So I am giving the Chromebook lots of good reviews. The keyboard is a delight to use, the battery lasts for hours and hours - easily meeting the specified 6 or 7 hours for me - and it is light and, of course, just starts without fuss or waiting. These features still impress me even now.

I need to figure out how to tether it to my phone so I can use it when on the move as more often than not I am not finding a connection and the phone seems able to find spots that this doesn’t! It can be frustrating when you want to show someone something - a document or photo or web site - but without an internet connection you can’t! There is something about off-line documents or mail I must investigate. There may be an answer but I reckon a phone connection may be the key. More about that another day.

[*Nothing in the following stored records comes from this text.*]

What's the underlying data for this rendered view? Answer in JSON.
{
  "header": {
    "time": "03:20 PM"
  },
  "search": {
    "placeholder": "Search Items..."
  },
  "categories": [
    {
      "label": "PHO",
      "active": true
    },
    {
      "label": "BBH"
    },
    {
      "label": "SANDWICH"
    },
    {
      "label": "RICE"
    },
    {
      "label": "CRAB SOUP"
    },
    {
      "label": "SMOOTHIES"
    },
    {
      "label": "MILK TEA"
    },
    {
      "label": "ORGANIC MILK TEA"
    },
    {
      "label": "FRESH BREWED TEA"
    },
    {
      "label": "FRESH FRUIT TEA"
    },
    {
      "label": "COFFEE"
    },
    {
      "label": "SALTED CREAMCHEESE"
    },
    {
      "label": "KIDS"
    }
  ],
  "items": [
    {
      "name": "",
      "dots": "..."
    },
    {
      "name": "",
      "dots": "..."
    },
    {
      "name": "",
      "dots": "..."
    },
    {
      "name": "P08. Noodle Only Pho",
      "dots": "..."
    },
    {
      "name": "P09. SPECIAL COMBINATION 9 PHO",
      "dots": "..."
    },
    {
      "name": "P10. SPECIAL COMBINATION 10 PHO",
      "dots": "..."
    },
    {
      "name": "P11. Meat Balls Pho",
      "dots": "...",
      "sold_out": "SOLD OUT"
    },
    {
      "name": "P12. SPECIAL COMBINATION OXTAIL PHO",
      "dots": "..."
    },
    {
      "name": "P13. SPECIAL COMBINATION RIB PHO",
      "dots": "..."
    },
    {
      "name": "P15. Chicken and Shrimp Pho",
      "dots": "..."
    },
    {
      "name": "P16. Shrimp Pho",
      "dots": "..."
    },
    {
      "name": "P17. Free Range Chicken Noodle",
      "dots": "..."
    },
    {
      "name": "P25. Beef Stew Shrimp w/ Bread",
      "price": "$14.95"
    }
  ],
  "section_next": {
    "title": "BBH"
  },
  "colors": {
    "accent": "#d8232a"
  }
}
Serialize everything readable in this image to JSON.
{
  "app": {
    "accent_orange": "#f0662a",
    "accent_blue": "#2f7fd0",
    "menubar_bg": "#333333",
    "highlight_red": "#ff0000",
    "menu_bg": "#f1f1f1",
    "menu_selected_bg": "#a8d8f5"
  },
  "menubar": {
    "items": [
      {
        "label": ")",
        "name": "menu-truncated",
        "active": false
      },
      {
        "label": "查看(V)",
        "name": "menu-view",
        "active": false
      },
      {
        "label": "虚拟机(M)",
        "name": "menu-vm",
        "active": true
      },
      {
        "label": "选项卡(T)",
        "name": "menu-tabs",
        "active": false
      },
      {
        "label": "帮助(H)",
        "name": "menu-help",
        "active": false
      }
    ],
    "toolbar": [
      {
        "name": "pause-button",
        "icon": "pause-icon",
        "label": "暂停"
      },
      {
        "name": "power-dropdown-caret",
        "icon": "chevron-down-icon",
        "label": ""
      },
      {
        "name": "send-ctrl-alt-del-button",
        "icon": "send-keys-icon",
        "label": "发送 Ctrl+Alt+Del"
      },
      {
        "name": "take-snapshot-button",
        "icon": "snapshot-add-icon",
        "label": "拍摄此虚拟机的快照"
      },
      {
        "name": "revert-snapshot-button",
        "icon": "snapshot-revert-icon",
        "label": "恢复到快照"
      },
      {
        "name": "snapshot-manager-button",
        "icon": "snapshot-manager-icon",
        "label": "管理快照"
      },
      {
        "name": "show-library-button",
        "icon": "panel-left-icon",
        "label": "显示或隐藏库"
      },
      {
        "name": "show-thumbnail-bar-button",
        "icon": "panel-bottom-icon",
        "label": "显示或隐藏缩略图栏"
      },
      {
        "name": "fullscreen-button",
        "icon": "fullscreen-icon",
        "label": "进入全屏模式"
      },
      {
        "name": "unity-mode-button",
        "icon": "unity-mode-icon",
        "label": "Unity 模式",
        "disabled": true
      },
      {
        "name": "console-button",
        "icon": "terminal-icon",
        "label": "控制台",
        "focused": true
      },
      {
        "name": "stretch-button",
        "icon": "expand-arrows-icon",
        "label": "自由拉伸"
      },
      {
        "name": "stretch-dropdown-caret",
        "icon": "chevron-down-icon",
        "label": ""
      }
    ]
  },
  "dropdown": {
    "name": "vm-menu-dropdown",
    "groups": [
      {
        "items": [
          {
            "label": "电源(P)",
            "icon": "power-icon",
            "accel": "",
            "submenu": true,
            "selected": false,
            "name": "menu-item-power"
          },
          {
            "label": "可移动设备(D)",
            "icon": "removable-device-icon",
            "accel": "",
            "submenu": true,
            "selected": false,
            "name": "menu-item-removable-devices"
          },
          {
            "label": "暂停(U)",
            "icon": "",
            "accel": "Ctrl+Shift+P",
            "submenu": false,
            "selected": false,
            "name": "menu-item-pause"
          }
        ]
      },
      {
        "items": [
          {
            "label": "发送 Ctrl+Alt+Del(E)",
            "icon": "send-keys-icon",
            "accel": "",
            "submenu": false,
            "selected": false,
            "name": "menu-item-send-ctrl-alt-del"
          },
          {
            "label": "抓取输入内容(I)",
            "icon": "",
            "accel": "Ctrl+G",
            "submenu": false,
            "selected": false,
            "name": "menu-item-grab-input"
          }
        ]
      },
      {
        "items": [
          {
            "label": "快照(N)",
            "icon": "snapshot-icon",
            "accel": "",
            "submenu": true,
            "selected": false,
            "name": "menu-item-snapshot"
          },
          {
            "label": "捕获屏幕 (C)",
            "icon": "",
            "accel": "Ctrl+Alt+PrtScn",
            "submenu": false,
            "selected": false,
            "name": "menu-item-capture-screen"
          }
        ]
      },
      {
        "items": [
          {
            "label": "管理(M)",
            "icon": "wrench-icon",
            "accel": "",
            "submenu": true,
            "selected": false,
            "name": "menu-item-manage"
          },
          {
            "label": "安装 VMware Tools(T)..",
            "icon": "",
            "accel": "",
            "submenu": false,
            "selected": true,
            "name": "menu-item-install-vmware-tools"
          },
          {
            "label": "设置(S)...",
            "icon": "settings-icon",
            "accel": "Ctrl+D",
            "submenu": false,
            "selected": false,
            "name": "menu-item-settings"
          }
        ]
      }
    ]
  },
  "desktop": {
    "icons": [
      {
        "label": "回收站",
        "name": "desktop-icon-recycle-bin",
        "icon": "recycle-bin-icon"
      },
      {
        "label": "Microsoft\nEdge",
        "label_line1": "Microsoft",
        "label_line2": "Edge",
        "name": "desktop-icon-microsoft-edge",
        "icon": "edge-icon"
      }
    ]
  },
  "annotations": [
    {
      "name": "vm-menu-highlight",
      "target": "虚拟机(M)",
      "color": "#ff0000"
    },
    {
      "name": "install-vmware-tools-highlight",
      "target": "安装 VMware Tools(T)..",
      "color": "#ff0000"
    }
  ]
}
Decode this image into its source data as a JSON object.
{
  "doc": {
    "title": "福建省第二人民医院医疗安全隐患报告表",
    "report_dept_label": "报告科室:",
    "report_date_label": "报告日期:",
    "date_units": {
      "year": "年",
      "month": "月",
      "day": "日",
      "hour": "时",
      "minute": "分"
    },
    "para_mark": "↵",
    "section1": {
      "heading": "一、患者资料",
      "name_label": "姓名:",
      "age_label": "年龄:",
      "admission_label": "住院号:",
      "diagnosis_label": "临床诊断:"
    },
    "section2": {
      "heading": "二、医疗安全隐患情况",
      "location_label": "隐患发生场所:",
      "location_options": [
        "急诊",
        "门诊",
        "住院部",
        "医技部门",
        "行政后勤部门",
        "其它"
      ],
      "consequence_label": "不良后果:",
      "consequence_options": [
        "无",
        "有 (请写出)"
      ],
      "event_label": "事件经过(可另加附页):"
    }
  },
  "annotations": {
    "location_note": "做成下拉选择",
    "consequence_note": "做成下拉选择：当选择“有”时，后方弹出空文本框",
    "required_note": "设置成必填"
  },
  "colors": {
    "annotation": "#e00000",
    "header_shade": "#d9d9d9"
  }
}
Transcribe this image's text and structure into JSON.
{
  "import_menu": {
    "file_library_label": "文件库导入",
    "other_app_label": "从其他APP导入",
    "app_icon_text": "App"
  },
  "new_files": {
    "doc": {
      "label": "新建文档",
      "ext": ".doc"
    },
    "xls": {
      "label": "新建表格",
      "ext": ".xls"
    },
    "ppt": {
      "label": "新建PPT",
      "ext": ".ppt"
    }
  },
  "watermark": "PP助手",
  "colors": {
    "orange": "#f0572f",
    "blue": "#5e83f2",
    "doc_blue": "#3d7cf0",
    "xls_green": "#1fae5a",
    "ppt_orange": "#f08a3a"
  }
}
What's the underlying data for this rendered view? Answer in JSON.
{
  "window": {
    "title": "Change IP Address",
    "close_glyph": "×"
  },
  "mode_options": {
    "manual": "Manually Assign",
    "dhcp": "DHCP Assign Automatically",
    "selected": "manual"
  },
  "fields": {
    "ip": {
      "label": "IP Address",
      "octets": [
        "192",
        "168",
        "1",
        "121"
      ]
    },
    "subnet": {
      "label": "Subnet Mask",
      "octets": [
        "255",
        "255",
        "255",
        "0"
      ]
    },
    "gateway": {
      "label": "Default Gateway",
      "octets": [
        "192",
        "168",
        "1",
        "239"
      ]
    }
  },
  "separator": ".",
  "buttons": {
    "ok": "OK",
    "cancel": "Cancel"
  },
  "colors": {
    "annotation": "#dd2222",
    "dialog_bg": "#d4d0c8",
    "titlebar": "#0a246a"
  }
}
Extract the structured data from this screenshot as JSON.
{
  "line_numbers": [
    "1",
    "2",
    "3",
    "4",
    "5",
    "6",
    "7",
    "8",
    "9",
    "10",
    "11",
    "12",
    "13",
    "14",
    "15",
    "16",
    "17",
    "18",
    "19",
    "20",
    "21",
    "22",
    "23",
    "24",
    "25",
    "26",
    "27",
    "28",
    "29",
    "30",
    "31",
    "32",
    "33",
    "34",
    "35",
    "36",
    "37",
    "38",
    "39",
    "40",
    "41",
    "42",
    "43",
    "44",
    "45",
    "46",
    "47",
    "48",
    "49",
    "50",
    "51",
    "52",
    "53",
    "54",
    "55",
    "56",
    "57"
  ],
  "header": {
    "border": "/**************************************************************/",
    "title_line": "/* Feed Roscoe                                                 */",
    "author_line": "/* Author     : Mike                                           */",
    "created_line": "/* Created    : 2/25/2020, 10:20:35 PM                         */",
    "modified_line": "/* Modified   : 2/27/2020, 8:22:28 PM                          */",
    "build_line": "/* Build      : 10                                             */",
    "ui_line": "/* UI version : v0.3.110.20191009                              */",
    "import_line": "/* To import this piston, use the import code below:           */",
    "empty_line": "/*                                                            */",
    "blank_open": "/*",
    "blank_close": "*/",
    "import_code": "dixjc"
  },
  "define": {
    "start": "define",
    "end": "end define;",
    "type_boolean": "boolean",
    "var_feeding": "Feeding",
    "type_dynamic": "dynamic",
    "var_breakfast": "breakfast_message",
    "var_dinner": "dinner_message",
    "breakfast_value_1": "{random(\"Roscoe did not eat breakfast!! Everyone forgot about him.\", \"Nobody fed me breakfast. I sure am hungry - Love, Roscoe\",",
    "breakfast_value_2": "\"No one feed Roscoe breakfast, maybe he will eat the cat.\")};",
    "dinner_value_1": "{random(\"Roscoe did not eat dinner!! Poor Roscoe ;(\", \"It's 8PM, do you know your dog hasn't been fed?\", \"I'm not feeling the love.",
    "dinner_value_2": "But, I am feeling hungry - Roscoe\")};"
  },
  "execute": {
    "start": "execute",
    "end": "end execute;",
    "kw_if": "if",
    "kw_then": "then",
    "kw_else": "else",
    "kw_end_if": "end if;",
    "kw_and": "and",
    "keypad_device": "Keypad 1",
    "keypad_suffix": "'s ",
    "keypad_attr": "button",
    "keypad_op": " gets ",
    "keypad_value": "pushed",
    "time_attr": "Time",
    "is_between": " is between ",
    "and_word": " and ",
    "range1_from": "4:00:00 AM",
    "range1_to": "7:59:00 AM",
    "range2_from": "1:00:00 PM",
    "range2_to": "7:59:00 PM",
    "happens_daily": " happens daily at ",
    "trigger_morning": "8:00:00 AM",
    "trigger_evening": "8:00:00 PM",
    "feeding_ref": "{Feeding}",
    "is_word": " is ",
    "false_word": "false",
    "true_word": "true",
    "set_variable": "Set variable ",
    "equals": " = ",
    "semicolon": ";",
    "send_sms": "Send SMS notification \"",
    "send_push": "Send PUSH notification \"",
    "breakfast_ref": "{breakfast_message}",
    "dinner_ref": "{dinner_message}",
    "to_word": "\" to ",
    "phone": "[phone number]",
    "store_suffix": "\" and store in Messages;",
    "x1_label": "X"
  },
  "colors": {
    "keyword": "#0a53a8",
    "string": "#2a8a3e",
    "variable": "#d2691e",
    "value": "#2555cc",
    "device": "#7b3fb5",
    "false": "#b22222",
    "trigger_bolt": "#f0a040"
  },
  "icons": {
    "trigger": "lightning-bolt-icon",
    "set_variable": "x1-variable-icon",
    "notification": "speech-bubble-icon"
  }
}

What has surprised me is just how little I use non-Google apps or software now. That isn’t just the Chromebook’s influence but simply the fact that the products are getting better all the time and everything (except Picasa-G+) works well together.

Another factor in making on-line activity easier has been the installation of Jelly Bean on my Sony Xperia mobile. This has made internet use much faster and communication simple with new attractive interfaces for Google’s Hangouts. The ability to view sites and search quickly diminishes the need to consult a laptop or PC.

I do still fancy a Nexus tablet though! Not that this will in any way enhance anything I do. But I still want one. I just tell myself that all this time waiting will result in a much smarter version being available as and when I do succumb to temptation.

That reminds me, I must sell that Asus EeePC that I just fancied in 2007 and hardly ever used after the first week.

24 May 2013

Microsoft's Word App

We've had Office 365 for ages and its web versions of Word, Excel and PowerPoint (and, yes OneNote, if you insist) but it is only recently that Microsoft have promoted these. They now call them their Word app (and presumably Excel app etc.)

Google really have led the way in this respect with their Docs getting better and better and considerable integration of Drive in Chrome. Microsoft have done a lot to try to keep up, including an Excel Survey app which I have only just noticed! That may rival the very effective and useful Google Forms, I'll have to review that later.

I thought I would have a quick look to see just how close Microsoft had got to something that really does rival Google.

Accessing your SkyDrive is easy enough, and your folder f documents is displayed. There's a strange-looking symbol for PDF documents. I opened a new Word App document and pasted in some content from a document I had in G Drive. The images didn't come with the paste but the text layout was OK and there are a reasonable number of styles and formatting options in the familiar-ish ribbon.

I chose that particular document because I wanted to remove a footer from the front page which I couldn't do in Google Docs. Hmmm. In Microsoft's Word app you can't even add a footer, never mind what I was trying to do! So I am afraid that's as far as I went. It will need to be more advanced if it is to be a real challenge and not just a place where people who haven't got a Google account go to create simple documents.

Excel looks more powerful but I really can't at this time recommend a move away from Google Docs which are getting better every week.

Something that Microsoft do give you, though, that I spotted is a link to your folder. I suppose Google do provide a url you can copy but here is an embedded blue box! Absolutely no way to change the security for individual items but never mind. And they do warn you about that. So it's pretty useless but quite pretty.

You'll see items there from 7 years ago when I first started experimenting. Gosh, was it that long ago! You'll also see that I have done nothing since.

The necessity to use docx may annoy some who still like Office2003 and there is only Download as a Word document as an option. All a bit restrictive. But more familiar to many and a port in a storm, I guess.